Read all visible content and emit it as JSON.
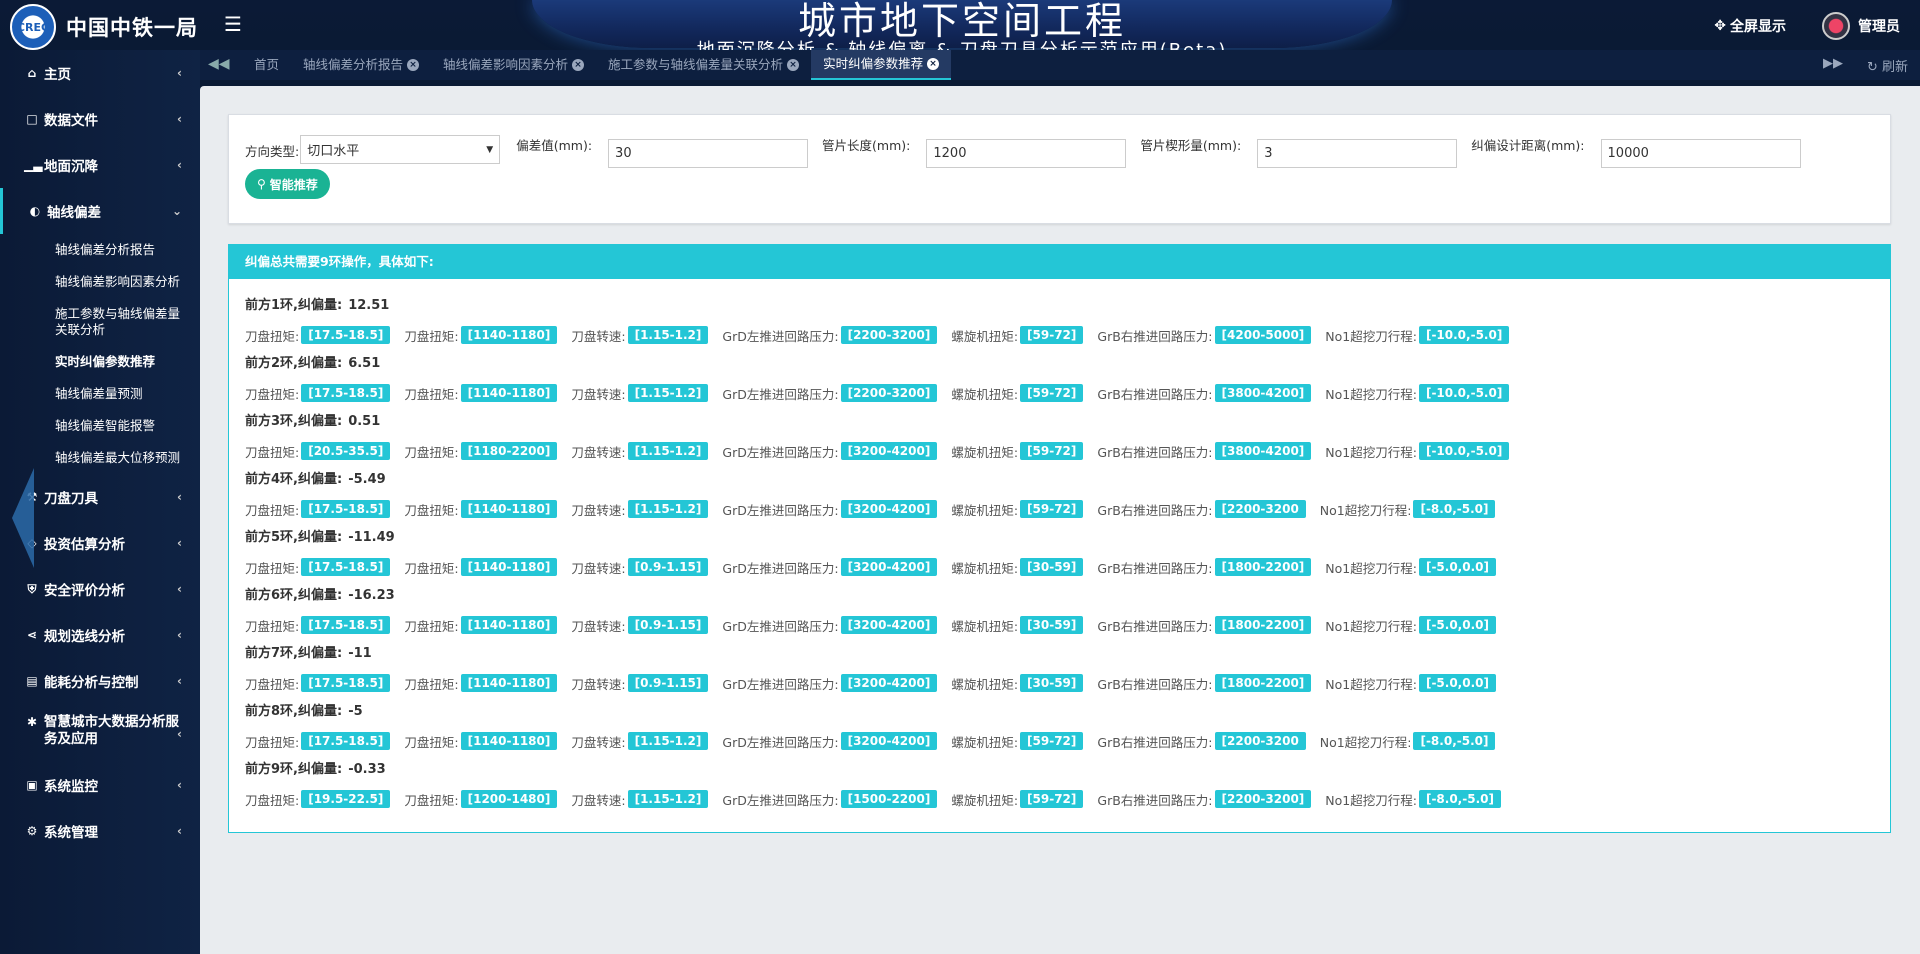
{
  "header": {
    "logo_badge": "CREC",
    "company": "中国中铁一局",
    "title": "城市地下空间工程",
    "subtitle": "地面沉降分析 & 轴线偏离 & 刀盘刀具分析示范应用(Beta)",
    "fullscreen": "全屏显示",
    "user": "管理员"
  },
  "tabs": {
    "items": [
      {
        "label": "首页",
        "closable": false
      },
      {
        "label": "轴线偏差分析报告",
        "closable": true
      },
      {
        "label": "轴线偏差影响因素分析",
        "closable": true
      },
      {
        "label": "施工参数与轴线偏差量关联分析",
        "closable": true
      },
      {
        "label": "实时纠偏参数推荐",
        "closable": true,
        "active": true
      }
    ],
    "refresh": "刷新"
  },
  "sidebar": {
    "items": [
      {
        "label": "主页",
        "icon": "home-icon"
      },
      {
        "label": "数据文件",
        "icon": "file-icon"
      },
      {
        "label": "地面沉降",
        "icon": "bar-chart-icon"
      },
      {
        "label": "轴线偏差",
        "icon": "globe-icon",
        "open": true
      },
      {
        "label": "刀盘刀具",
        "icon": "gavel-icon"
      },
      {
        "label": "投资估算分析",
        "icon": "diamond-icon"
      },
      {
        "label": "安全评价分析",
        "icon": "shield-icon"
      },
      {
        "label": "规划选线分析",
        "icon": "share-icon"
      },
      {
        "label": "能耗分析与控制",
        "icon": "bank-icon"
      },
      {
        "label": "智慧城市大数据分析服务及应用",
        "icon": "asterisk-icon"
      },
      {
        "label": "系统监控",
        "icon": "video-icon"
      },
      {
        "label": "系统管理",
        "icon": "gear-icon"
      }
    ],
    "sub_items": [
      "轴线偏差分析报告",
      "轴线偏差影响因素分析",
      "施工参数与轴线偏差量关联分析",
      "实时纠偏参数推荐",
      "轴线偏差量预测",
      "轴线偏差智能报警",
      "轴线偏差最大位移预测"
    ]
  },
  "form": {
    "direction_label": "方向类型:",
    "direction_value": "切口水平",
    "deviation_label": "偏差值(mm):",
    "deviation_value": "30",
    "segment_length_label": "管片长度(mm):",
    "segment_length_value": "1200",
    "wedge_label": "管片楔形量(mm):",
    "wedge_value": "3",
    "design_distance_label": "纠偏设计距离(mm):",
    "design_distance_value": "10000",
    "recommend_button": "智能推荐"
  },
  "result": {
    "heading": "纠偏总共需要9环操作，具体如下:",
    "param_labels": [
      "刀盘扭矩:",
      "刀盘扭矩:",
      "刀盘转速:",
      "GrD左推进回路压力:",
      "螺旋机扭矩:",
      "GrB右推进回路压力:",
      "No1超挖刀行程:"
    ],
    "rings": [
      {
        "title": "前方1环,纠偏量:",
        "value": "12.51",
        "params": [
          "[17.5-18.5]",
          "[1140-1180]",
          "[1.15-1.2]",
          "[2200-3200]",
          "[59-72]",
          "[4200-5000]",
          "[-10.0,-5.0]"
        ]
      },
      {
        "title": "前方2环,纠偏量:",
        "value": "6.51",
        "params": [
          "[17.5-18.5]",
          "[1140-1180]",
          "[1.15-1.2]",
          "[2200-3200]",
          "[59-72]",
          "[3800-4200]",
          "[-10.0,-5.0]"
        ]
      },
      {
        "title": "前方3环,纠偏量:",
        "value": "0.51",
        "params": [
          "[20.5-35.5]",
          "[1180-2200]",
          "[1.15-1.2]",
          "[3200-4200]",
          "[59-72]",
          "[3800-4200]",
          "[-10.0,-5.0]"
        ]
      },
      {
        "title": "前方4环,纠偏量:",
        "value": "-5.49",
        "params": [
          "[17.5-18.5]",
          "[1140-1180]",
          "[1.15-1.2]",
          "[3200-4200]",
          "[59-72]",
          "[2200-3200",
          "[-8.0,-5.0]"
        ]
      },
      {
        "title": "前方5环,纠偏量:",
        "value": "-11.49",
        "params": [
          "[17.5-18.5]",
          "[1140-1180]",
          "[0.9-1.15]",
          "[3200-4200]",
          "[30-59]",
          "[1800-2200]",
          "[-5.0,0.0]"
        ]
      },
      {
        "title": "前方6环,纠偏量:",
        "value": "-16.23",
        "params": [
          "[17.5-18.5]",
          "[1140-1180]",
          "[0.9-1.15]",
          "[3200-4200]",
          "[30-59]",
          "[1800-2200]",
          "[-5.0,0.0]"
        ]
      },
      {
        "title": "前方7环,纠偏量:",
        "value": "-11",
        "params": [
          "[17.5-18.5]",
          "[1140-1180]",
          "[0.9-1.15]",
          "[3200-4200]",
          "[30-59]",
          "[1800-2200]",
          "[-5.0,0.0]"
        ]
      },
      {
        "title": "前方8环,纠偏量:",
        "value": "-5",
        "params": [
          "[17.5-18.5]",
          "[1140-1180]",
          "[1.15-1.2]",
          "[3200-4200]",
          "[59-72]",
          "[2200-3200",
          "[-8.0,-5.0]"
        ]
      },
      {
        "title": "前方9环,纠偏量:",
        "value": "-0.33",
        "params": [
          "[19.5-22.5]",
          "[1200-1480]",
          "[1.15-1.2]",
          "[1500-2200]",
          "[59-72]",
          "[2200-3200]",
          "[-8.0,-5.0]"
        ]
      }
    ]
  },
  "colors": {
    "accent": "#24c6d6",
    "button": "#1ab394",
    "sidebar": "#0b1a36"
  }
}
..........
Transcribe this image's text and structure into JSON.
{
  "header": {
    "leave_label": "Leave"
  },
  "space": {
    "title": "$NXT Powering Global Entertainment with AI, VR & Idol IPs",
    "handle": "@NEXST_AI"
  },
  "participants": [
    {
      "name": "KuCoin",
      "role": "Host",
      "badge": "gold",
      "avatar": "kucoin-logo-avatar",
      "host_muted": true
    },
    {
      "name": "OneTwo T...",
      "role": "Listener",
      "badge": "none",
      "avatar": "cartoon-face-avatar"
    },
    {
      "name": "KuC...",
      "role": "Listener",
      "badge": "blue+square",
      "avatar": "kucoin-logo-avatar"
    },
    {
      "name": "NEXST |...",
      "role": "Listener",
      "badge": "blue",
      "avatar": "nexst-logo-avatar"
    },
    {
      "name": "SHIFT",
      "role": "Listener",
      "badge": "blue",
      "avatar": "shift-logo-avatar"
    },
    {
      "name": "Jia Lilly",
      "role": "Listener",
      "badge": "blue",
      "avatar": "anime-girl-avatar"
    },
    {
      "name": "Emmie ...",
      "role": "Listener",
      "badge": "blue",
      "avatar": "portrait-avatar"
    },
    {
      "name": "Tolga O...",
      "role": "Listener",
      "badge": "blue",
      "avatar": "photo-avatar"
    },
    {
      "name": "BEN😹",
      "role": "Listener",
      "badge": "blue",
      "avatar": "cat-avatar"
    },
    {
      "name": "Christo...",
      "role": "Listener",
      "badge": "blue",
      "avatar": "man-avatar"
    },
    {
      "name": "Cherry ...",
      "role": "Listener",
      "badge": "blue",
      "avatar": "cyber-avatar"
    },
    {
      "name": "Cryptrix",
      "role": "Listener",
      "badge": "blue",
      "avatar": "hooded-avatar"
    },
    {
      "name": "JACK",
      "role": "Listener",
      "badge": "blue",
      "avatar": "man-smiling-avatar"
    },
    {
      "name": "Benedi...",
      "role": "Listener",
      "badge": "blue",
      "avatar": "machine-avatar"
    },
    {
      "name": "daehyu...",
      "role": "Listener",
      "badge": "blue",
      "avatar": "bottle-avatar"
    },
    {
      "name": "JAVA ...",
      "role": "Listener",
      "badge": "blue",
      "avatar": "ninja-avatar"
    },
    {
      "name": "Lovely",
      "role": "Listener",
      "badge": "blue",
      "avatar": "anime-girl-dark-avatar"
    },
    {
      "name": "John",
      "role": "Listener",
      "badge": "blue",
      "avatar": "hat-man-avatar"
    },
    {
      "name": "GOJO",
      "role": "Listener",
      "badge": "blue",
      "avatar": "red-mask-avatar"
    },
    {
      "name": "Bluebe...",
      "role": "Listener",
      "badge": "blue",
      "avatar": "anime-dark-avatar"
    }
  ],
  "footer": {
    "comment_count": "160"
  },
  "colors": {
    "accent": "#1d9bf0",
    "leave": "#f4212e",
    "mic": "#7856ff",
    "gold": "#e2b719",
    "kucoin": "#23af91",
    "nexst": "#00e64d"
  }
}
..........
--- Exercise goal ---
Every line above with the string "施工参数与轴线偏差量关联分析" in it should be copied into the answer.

--- Finished exercise ---
        "label": "施工参数与轴线偏差量关联分析",
      "施工参数与轴线偏差量关联分析",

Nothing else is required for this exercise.